▶ _EXERCISE DATA_
○ ○ ○ ○ ○

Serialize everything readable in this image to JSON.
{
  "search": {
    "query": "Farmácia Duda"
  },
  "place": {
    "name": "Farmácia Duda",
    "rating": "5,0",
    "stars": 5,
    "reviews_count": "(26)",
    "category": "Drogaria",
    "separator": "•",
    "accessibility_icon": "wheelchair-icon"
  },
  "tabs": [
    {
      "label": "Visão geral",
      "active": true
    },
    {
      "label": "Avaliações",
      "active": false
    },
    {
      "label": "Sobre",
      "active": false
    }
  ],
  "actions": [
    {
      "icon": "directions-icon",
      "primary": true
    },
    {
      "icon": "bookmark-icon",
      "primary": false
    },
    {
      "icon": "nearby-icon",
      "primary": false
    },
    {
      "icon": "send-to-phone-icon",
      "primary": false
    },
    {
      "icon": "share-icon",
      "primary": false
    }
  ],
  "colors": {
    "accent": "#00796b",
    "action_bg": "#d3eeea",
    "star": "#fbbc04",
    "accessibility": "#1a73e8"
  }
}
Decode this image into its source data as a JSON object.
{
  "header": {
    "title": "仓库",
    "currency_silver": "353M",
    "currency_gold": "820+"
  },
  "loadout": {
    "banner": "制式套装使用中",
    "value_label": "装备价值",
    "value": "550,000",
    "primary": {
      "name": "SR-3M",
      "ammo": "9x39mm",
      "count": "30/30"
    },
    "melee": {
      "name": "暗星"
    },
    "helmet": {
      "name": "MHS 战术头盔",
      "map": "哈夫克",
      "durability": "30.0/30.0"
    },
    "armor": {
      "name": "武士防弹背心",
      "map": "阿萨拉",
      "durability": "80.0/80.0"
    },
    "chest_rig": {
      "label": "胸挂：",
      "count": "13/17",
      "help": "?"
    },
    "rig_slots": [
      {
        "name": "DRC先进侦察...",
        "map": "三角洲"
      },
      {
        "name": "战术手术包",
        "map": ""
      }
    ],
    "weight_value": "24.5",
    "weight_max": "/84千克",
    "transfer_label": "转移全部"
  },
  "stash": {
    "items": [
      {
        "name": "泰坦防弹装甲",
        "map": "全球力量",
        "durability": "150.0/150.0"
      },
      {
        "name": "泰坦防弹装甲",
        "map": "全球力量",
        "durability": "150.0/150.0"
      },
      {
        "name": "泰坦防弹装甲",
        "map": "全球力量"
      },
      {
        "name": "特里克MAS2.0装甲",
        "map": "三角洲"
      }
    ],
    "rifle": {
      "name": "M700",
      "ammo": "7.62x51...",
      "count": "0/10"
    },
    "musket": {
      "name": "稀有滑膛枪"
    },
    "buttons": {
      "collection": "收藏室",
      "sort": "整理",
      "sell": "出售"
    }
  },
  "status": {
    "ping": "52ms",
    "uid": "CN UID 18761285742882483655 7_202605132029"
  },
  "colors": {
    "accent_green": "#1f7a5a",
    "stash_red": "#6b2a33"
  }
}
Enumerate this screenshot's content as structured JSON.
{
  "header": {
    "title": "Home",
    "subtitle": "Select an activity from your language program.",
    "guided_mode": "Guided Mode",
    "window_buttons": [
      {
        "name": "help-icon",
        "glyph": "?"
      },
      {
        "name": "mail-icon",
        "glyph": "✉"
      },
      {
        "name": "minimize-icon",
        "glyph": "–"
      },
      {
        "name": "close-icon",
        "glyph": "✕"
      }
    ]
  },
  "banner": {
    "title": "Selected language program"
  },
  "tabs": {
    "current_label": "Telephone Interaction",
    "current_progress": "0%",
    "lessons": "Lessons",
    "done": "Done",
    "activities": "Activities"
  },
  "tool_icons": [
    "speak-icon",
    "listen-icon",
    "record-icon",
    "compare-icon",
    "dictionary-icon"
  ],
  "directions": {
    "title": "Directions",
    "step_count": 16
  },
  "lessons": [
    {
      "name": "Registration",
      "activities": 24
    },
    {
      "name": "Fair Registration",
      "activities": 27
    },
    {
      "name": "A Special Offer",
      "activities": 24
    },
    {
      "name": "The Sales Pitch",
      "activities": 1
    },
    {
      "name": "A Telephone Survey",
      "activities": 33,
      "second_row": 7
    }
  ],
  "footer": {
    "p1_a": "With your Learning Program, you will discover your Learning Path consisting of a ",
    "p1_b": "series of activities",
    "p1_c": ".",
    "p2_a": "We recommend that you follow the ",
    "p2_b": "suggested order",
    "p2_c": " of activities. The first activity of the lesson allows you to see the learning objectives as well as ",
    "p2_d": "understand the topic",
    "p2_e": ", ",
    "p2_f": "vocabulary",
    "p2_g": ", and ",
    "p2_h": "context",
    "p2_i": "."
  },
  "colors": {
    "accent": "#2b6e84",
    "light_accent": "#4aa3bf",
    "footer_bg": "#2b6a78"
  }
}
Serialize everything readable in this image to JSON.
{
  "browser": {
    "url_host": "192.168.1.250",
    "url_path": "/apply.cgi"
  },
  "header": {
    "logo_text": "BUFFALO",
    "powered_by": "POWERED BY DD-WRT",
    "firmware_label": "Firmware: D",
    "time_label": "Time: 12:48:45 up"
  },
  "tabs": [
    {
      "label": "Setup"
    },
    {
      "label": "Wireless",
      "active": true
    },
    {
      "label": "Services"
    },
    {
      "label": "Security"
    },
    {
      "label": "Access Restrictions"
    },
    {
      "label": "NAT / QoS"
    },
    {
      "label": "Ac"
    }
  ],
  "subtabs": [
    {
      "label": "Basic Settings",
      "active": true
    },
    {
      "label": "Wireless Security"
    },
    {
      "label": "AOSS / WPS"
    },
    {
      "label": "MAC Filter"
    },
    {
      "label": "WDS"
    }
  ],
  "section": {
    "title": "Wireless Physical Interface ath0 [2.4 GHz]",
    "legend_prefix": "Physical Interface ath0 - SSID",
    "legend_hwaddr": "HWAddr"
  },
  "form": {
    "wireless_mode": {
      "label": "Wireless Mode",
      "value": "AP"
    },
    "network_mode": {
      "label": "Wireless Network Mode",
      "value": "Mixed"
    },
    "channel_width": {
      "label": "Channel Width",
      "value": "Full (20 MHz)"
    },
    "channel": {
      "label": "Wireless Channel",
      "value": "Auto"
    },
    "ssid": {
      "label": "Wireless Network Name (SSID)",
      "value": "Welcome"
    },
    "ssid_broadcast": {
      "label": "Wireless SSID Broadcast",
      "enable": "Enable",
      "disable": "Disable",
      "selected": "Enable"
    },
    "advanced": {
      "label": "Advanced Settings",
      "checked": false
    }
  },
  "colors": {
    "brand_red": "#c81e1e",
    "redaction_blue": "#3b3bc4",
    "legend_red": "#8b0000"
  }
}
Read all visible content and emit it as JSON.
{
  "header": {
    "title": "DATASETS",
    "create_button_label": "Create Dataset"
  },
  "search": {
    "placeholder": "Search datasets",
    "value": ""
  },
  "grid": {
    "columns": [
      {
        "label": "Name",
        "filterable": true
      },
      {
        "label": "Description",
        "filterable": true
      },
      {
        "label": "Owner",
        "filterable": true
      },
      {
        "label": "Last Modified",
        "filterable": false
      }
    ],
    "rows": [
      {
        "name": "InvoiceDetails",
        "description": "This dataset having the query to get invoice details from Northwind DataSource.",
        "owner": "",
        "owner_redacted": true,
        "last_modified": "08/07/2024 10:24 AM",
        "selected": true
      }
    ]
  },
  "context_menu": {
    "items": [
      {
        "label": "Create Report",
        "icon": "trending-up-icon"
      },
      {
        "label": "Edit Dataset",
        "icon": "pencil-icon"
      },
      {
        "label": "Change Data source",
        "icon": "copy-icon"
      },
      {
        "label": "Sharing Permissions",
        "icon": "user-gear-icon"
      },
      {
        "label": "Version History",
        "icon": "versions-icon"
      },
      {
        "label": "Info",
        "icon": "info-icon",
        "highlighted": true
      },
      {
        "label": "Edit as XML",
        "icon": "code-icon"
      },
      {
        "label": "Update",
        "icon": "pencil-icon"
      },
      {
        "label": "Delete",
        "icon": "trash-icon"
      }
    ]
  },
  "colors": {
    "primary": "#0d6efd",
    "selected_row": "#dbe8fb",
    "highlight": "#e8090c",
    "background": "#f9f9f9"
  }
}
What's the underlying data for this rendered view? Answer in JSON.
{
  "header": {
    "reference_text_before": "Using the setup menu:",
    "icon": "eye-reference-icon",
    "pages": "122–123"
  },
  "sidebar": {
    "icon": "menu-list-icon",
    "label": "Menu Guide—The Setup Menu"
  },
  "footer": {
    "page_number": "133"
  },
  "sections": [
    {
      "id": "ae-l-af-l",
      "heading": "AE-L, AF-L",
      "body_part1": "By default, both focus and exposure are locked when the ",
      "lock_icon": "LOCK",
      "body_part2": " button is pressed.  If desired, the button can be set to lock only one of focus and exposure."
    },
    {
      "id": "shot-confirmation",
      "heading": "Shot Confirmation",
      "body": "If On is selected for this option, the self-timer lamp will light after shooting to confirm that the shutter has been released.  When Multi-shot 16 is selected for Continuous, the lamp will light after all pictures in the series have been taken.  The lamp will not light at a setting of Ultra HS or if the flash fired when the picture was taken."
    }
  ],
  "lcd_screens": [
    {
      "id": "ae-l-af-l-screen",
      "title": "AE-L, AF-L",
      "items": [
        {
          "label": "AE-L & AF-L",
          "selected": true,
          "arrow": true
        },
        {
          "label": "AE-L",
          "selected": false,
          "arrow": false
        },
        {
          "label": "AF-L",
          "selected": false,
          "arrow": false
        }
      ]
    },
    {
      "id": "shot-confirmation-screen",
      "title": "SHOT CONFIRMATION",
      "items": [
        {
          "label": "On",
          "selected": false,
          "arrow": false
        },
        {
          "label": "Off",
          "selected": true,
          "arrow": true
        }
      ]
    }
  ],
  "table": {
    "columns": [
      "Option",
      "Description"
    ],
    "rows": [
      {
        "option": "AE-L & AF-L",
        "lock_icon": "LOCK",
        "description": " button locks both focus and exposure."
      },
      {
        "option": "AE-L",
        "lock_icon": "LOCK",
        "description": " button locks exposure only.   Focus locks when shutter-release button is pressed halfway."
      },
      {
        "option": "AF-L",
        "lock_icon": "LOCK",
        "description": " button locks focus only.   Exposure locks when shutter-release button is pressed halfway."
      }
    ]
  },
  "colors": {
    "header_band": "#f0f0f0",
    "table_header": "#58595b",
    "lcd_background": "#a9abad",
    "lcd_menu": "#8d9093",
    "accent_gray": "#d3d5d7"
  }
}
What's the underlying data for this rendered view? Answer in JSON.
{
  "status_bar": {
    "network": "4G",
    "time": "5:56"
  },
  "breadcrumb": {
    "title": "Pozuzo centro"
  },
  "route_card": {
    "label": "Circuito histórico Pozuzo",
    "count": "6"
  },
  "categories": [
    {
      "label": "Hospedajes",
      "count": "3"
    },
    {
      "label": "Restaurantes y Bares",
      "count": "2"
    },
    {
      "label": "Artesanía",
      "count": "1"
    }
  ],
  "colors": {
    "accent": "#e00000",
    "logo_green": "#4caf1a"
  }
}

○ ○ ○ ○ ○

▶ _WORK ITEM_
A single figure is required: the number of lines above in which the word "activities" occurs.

▶ _TASK RESPONSE_
8